EXERCISE
Only lines containing the word "Settings" belong in the answer; copy each one from the records.

GIVEN DATA
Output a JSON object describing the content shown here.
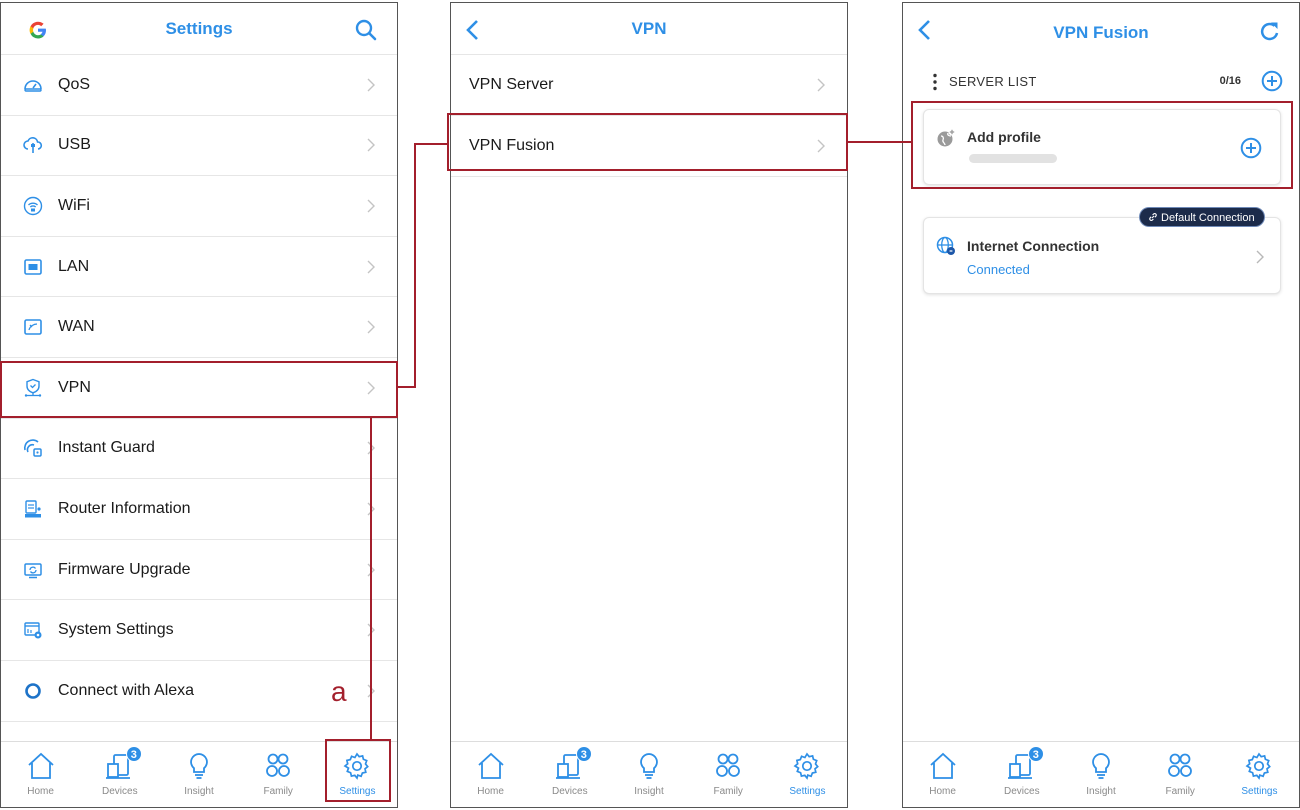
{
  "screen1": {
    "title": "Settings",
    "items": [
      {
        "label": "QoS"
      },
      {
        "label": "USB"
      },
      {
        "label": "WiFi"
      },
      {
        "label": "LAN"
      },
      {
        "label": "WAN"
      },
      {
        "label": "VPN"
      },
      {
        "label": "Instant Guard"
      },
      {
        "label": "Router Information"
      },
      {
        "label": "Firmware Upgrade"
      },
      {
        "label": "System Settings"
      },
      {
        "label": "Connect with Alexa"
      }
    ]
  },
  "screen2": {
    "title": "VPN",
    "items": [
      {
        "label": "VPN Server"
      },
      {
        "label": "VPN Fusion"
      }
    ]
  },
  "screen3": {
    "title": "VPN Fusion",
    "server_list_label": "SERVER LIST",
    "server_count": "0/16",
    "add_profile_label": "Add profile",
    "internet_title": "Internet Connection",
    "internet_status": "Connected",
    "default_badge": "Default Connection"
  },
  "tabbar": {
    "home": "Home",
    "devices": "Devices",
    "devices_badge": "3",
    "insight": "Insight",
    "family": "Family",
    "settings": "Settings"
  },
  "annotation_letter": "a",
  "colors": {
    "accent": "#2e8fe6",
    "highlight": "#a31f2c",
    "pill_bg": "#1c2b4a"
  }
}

EXPECTED ANSWER
    "title": "Settings",
        "label": "System Settings"
    "settings": "Settings"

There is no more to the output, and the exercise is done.